Pauline Barnes hit out after a national wave of storm over “inadequate” arrangements by security firm G4S, which had been contracted to do the security for the games.
The 62-year-old, of Stansted Road, went through the interviewing process with G4S back in April and she, along with her husband, were called within 48 hours to tell them that they had been accepted for team leader roles in Manchester, and should keep June free for training.
Pauline waited by the phone but after numerous attempts to contact the firm they still heard nothing.
At the weekend they received a text to say that they were due to attend training.
The couple’s Olympic dream was over by Thursday when one of the security organisers told them they could not take part because they had not undergone initial training.
Pauline said: “She asked me what training we had taken part in, whether it was the initial one and then the week-long one as well.
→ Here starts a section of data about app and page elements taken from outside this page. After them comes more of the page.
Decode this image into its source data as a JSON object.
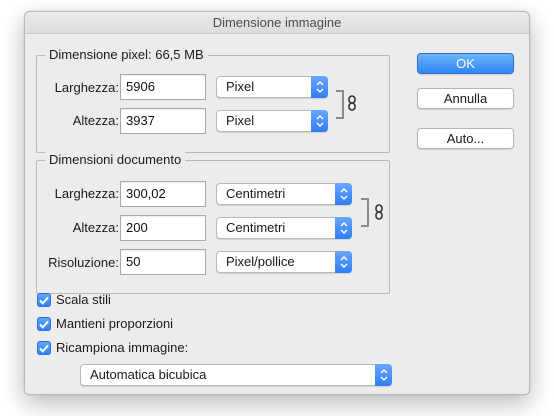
{
  "dialog": {
    "title": "Dimensione immagine"
  },
  "pixel_dims": {
    "legend": "Dimensione pixel:  66,5 MB",
    "width_label": "Larghezza:",
    "width_value": "5906",
    "width_unit": "Pixel",
    "height_label": "Altezza:",
    "height_value": "3937",
    "height_unit": "Pixel"
  },
  "doc_dims": {
    "legend": "Dimensioni documento",
    "width_label": "Larghezza:",
    "width_value": "300,02",
    "width_unit": "Centimetri",
    "height_label": "Altezza:",
    "height_value": "200",
    "height_unit": "Centimetri",
    "resolution_label": "Risoluzione:",
    "resolution_value": "50",
    "resolution_unit": "Pixel/pollice"
  },
  "options": {
    "scale_styles": {
      "label": "Scala stili",
      "checked": true
    },
    "constrain": {
      "label": "Mantieni proporzioni",
      "checked": true
    },
    "resample": {
      "label": "Ricampiona immagine:",
      "checked": true
    },
    "resample_method": "Automatica bicubica"
  },
  "buttons": {
    "ok": "OK",
    "cancel": "Annulla",
    "auto": "Auto..."
  },
  "colors": {
    "accent": "#2f80f4",
    "window_bg": "#ececec"
  }
}
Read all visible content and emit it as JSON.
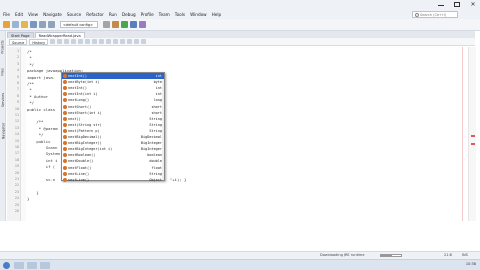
{
  "window": {
    "min_icon": "minimize-icon",
    "max_icon": "maximize-icon",
    "close_label": "✕"
  },
  "menu": [
    "File",
    "Edit",
    "View",
    "Navigate",
    "Source",
    "Refactor",
    "Run",
    "Debug",
    "Profile",
    "Team",
    "Tools",
    "Window",
    "Help"
  ],
  "search": {
    "placeholder": "Search (Ctrl+I)"
  },
  "toolbar": {
    "config": "<default config>",
    "icons": [
      {
        "name": "new-project-icon",
        "color": "#e4a43a"
      },
      {
        "name": "new-file-icon",
        "color": "#9ab4d6"
      },
      {
        "name": "open-project-icon",
        "color": "#e0b84c"
      },
      {
        "name": "save-all-icon",
        "color": "#7a97c2"
      },
      {
        "name": "undo-icon",
        "color": "#8fa3bd"
      },
      {
        "name": "redo-icon",
        "color": "#8fa3bd"
      },
      {
        "name": "build-icon",
        "color": "#a4a4a4"
      },
      {
        "name": "clean-build-icon",
        "color": "#c28b4a"
      },
      {
        "name": "run-icon",
        "color": "#49a64c"
      },
      {
        "name": "debug-icon",
        "color": "#5b7fbe"
      },
      {
        "name": "profile-icon",
        "color": "#9a7bc2"
      }
    ]
  },
  "side_tabs": [
    "Projects",
    "Files",
    "Services",
    "Navigator"
  ],
  "editor": {
    "tabs": [
      "Start Page",
      "ReadWrapperRead.java"
    ],
    "active_tab": 1,
    "view_tabs": [
      "Source",
      "History"
    ],
    "line_numbers": [
      "1",
      "2",
      "3",
      "4",
      "5",
      "6",
      "7",
      "8",
      "9",
      "10",
      "11",
      "12",
      "13",
      "14",
      "15",
      "16",
      "17",
      "18",
      "19",
      "20",
      "21",
      "22",
      "23",
      "24",
      "25",
      "26"
    ],
    "lines": [
      "/*",
      " *",
      " */",
      "package javaapplication;",
      "import java.",
      "/**",
      " *",
      " * Author",
      " */",
      "public class",
      "",
      "    /**",
      "     * @param",
      "     */",
      "    public",
      "        Scann",
      "        System",
      "        int i",
      "        if (",
      "            ",
      "        sc.n",
      "",
      "    }",
      "}",
      "",
      ""
    ],
    "inline_tail": "\"+i); }"
  },
  "completion": {
    "items": [
      {
        "name": "nextInt()",
        "type": "int"
      },
      {
        "name": "nextByte(int i)",
        "type": "byte"
      },
      {
        "name": "nextInt()",
        "type": "int"
      },
      {
        "name": "nextInt(int i)",
        "type": "int"
      },
      {
        "name": "nextLong()",
        "type": "long"
      },
      {
        "name": "nextShort()",
        "type": "short"
      },
      {
        "name": "nextShort(int i)",
        "type": "short"
      },
      {
        "name": "next()",
        "type": "String"
      },
      {
        "name": "next(String str)",
        "type": "String"
      },
      {
        "name": "next(Pattern p)",
        "type": "String"
      },
      {
        "name": "nextBigDecimal()",
        "type": "BigDecimal"
      },
      {
        "name": "nextBigInteger()",
        "type": "BigInteger"
      },
      {
        "name": "nextBigInteger(int i)",
        "type": "BigInteger"
      },
      {
        "name": "nextBoolean()",
        "type": "boolean"
      },
      {
        "name": "nextDouble()",
        "type": "double"
      },
      {
        "name": "nextFloat()",
        "type": "float"
      },
      {
        "name": "nextLine()",
        "type": "String"
      },
      {
        "name": "nextLine()",
        "type": "Object"
      }
    ],
    "selected_index": 0
  },
  "status": {
    "progress_text": "Downloading JRE runtime",
    "progress_fraction": 0.55,
    "caret": "21:8",
    "mode": "INS"
  },
  "taskbar": {
    "time": "10:38",
    "buttons": [
      "explorer-task",
      "browser-task",
      "netbeans-task"
    ]
  }
}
“When I said neither she told me that we would not be able to take part in these Games. I am so angry about the whole thing because it is because of their incompetence that we have not been able to get the training.
“It is frustrating that we were offered the job in April – I even have an employee number – and was looking forward to the whole experience.”
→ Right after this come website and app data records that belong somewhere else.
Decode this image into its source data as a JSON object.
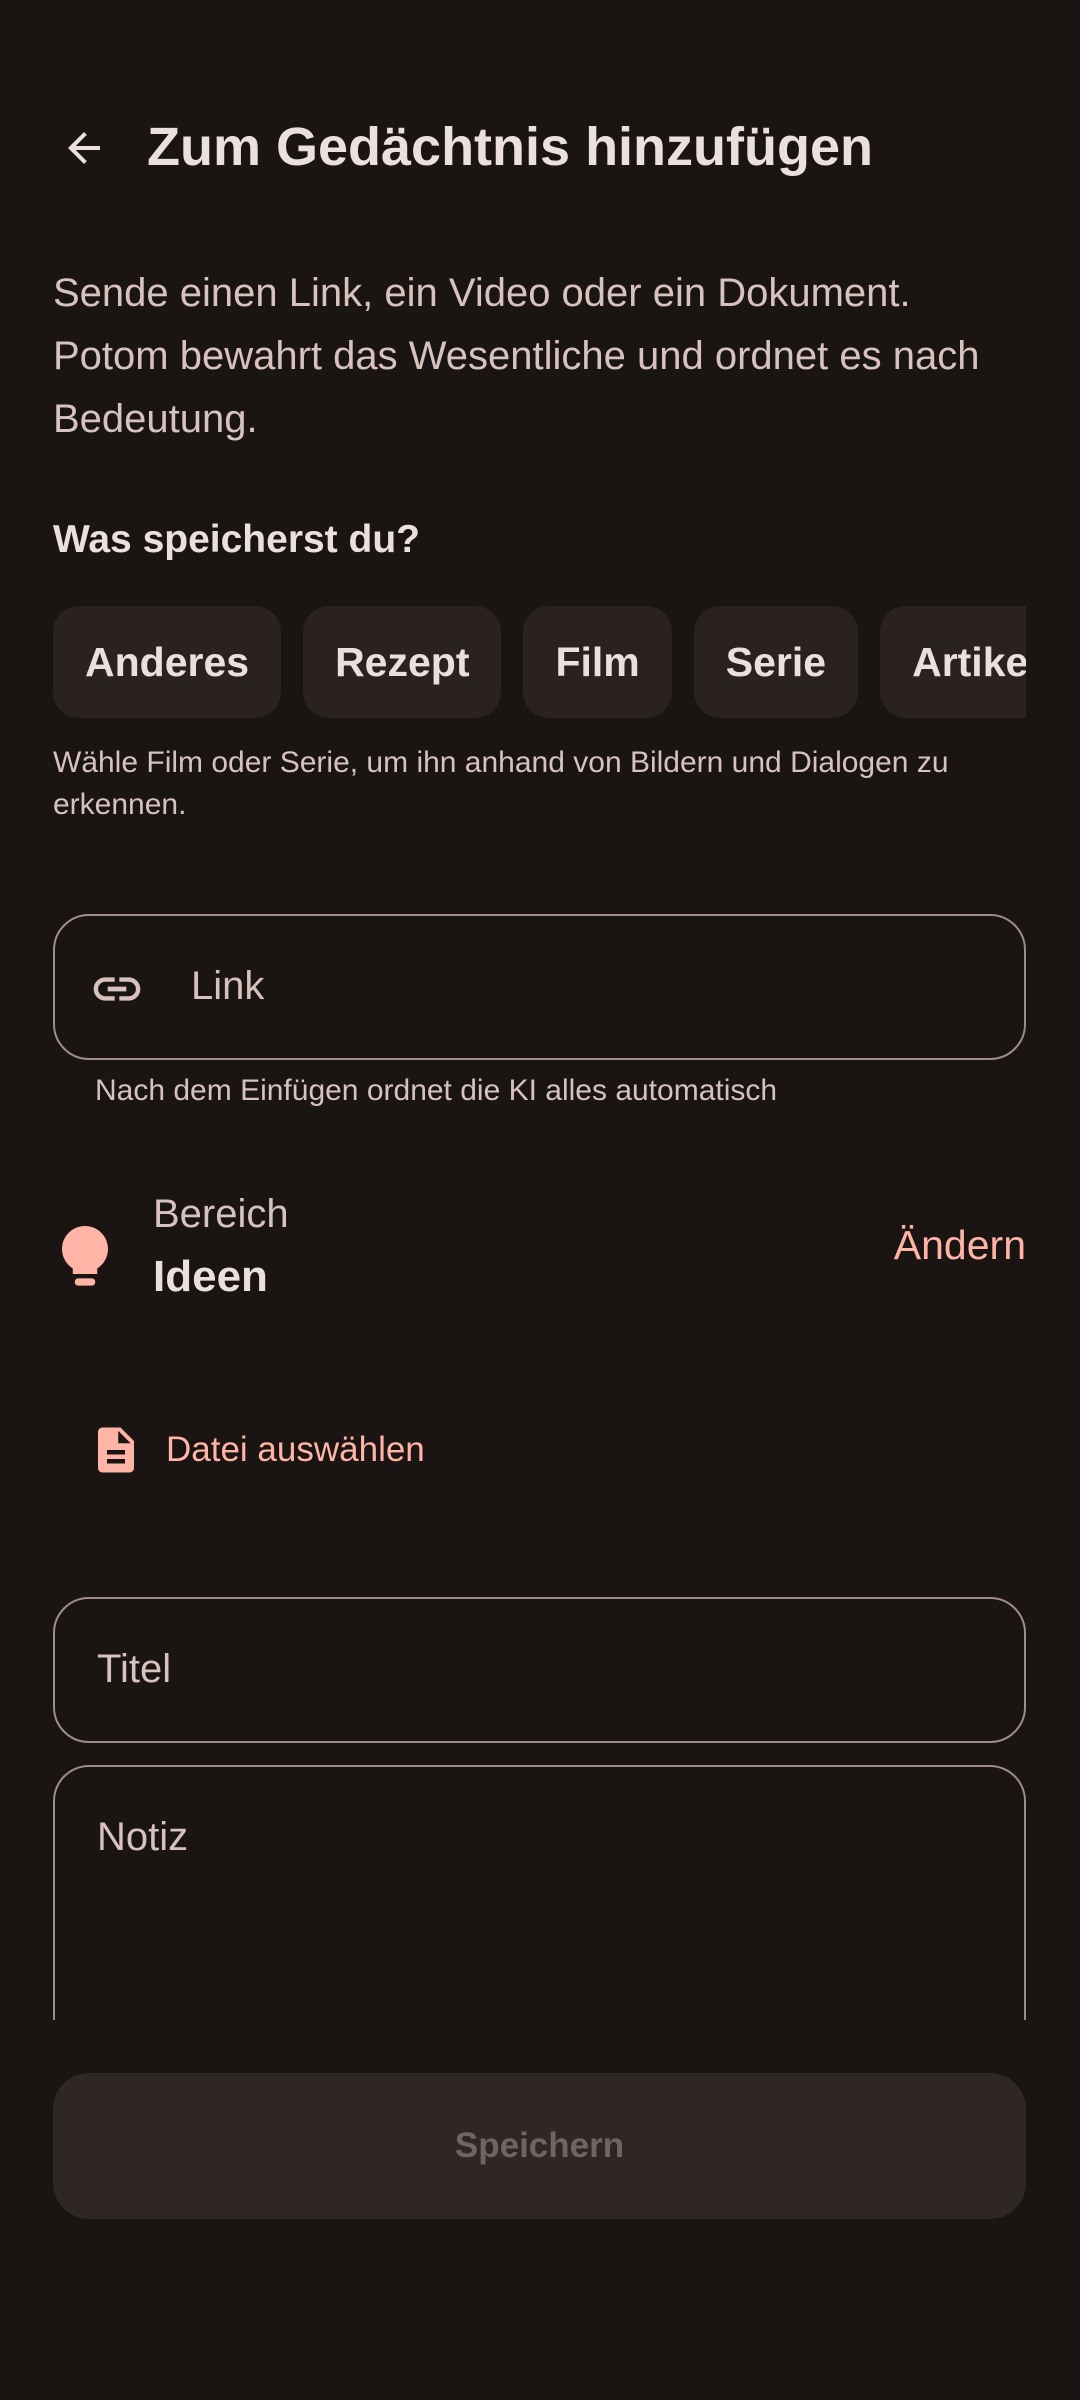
{
  "header": {
    "back_icon": "arrow-back-icon",
    "title": "Zum Gedächtnis hinzufügen"
  },
  "intro": "Sende einen Link, ein Video oder ein Dokument. Potom bewahrt das Wesentliche und ordnet es nach Bedeutung.",
  "category": {
    "label": "Was speicherst du?",
    "chips": [
      "Anderes",
      "Rezept",
      "Film",
      "Serie",
      "Artikel"
    ],
    "hint": "Wähle Film oder Serie, um ihn anhand von Bildern und Dialogen zu erkennen."
  },
  "link_field": {
    "icon": "link-icon",
    "label": "Link",
    "supporting_text": "Nach dem Einfügen ordnet die KI alles automatisch"
  },
  "area": {
    "icon": "lightbulb-icon",
    "label": "Bereich",
    "value": "Ideen",
    "change_label": "Ändern"
  },
  "file_button": {
    "icon": "document-icon",
    "label": "Datei auswählen"
  },
  "title_field": {
    "label": "Titel"
  },
  "note_field": {
    "label": "Notiz"
  },
  "save_button": {
    "label": "Speichern",
    "enabled": false
  },
  "colors": {
    "background": "#1a1413",
    "accent": "#ffb4a6",
    "chip_background": "#2a2220",
    "outline": "#a08c88",
    "disabled_button": "#2e2725"
  }
}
The Games officially start on July 27 and yesterday there was an announcement that more than 3,500 more troops were needed on top of the 13,500 already agreed by the government.
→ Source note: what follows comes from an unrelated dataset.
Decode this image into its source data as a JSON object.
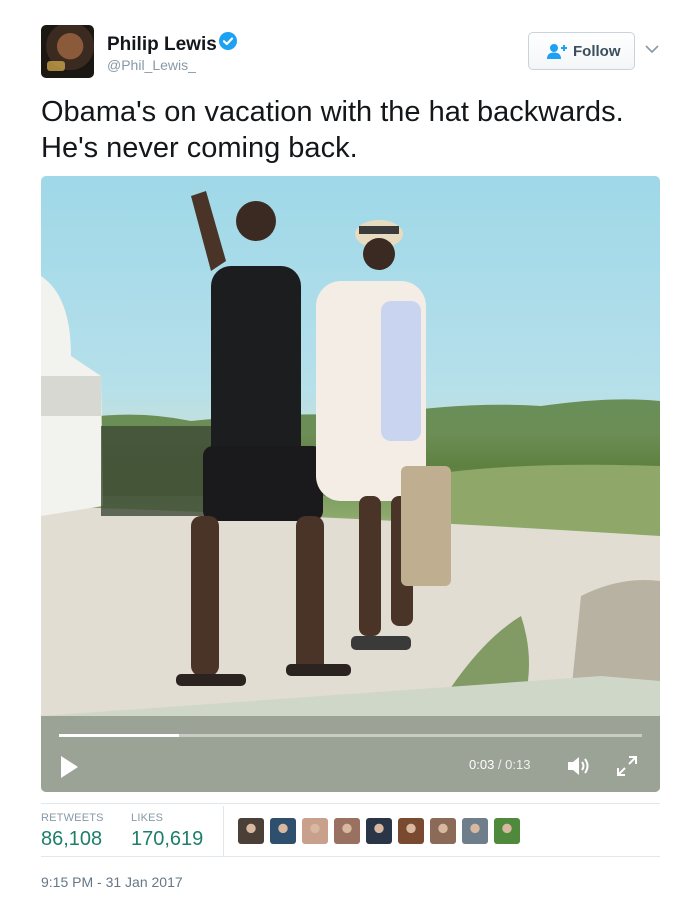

It is in a bid to deal with problems that G4S has had with dealing with applications.
Pauline said: “It was a farce from the start because we were told to go for an interview at Old Trafford Football Ground when in fact it was the cricket ground. We turned up there like hundreds of others and were told it was the wrong place.
“When everything started going wrong I was worried that these people are in charge of managing the security of the nation.
“It is good news that the army are going to be involved because we are at a time of high security risks and I am just worried if they have managed it as well as they have done the training then there will be concerns.”
It comes as security-providers G4S admitted it was experiencing “some issues in relation to workforce supply and scheduling”.
A spokesman for G4S said: “G4S is committed to ensuring that London 2012 is safe and secure.
“This is an unprecedented and very complex security recruitment and deployment exercise which is being carried out to a very tight schedule. “We currently have over 9,000 additional people going through the final stages of the required extensive training, vetting and accreditation process.
“We understand the Government’s decision to bring in additional resources and will work with LOCOG, the military and other agencies to deliver a safe and secure Games.”
Meanwhile, a spokesman for the Lancashire Police Federation has hit back at the lack of organisation shown by the security firm.
Chairman Rachel Baines said: “It seems bizarre that with the games just around the corner that we have only just realised we don’t have enough security.
“The bottom line is that the priority for private companies will always be shareholders and profit margins, that is why we keep voicing concerns about the future negative impact on public safety if the government’s drive to privatise mass swathes of policing comes to fruition.”